[Stored dataset items]
##########

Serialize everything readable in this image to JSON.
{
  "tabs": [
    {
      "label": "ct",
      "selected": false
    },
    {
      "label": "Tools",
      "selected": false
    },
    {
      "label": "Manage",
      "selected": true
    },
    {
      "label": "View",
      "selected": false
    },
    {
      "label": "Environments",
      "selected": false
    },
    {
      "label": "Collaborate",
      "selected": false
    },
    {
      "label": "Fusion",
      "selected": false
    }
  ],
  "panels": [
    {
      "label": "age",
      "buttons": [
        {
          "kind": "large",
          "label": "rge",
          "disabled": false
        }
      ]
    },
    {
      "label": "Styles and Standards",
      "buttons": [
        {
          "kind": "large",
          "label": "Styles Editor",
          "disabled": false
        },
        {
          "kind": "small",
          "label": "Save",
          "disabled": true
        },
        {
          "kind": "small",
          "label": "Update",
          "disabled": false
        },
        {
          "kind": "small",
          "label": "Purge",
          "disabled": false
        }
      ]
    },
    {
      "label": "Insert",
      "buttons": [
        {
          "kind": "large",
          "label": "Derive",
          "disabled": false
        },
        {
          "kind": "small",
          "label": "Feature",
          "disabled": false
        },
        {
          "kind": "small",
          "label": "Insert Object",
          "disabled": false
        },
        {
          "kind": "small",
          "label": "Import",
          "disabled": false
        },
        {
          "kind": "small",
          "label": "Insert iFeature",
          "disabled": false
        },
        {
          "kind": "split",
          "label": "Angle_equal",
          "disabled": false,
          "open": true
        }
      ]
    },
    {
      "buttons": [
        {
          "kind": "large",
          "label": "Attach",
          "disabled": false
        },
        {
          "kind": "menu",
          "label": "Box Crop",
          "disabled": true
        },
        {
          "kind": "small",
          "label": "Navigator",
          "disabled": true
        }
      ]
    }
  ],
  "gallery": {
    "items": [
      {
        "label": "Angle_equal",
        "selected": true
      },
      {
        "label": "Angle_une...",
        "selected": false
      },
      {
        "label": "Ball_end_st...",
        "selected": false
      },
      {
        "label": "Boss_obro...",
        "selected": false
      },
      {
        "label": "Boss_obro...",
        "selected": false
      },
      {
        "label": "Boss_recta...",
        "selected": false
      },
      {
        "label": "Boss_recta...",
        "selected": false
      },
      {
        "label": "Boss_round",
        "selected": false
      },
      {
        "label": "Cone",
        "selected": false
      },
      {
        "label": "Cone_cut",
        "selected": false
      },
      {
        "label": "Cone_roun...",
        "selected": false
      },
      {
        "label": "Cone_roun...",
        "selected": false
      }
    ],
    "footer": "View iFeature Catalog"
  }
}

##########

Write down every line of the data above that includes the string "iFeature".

          "label": "Insert iFeature",
    "footer": "View iFeature Catalog"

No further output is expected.